In the small Caribbean country of San Monique three British agents are murdered. One was technically on loan to the Americans and killed in New York City but the home office was still upset. Their assignment was to monitor the activities of the country’s dictator, Dr. Kananga (Yaphet Kotto). It was believed that he was doing double duty as Mr. Big, the head of a major drug syndicate. Bond is dispatched to New York to investigate the murder there and check in on Kananga who was in town to address the United Nations. Bond is also reunited with his CIA contact Felix Leiter (David Hedison). Bond follows the trail to a famous Soul Food restaurant which is owned by Mr. Big. There he comes across the beautiful Solitaire (Jane Seymour). Yes, ‘Dr. Quinn Medicine Woman’ was at one time a Bond girl. Here she has the ability to see the future but must remain a virgin to do so. That is not a condition that goes well with the hypersexual Bond. She rigs the deck, literally stacking the tarot cards, and convinces the lovely Solitaire that they are meant to be lovers. She loses her powers and has to side with Bond against Mr. Big. The big picture plan that Kananga is behind is to infuse into the drug market two metric tons of heroin. This would drive the prices down and put all of his competitors out of business. Unlike most of the world domination schemes that Bond faces this is an economic ploy that would actually stand a chance of working.

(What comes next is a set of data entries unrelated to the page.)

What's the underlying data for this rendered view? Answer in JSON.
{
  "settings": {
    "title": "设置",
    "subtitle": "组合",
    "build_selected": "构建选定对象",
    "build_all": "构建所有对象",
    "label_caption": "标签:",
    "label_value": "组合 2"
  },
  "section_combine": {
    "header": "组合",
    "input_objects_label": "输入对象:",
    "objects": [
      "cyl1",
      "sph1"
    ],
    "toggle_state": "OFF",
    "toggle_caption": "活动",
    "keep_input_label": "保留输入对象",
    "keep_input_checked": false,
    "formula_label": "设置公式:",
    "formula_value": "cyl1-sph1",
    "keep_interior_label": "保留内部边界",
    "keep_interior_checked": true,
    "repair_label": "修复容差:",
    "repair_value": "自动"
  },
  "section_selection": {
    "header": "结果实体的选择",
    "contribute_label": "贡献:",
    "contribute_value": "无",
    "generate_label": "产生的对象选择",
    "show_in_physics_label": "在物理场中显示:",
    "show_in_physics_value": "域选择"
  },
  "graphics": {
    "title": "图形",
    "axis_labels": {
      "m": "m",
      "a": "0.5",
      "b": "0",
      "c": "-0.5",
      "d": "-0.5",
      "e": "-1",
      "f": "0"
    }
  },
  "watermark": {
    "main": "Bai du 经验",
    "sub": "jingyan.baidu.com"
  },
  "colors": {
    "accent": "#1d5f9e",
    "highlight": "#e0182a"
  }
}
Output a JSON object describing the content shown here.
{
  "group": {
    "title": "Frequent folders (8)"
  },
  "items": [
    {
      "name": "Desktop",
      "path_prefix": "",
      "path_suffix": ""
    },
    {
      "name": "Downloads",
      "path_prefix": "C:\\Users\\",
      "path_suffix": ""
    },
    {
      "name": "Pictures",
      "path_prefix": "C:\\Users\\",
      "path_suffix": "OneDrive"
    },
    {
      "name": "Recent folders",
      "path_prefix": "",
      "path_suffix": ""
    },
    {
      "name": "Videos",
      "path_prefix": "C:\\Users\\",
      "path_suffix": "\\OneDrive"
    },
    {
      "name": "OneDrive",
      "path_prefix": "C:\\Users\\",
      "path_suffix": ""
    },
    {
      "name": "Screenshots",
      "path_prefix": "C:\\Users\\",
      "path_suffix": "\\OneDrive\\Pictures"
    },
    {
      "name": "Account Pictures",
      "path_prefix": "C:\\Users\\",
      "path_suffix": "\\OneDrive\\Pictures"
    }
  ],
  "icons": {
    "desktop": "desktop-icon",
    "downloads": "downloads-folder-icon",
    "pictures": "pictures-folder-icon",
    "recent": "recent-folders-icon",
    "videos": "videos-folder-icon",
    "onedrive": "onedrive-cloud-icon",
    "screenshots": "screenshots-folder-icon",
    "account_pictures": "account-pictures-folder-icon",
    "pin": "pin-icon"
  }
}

This film does move away from the usual themes of the cloak and dagger world of spies. It takes place in the more occult world of voodoo and mysticism. This does initially puts Bond off his game. He was used to dodging bullets and other spies but curses and hit men dressed like scarecrows are a bit out of the norm even for him. This change of pace is reflected even in the soundtrack. The usual Bond composer John Barry was replaced by former Beatle producer George Martin. Consistent with this the title song was performed by Paul McCartney and his wife Linda backed by Wings. This was the closest to a rock song used in the series and became a popular top forty hit.
As with the other films in this release set MGM/UA does an excellent job surpassing their previous releases by a wide margin. As mentioned you can select either DVD or Blu-ray in an individual release or part of a three pack. The Blu-ray edition features 1080p video and both the original mono soundtrack and the re-mixed DTS HD audio. As is the case with the other five films of this set there are plenty of extras. While not the best Bond flick of all time it is solid entertainment and does have its historical value.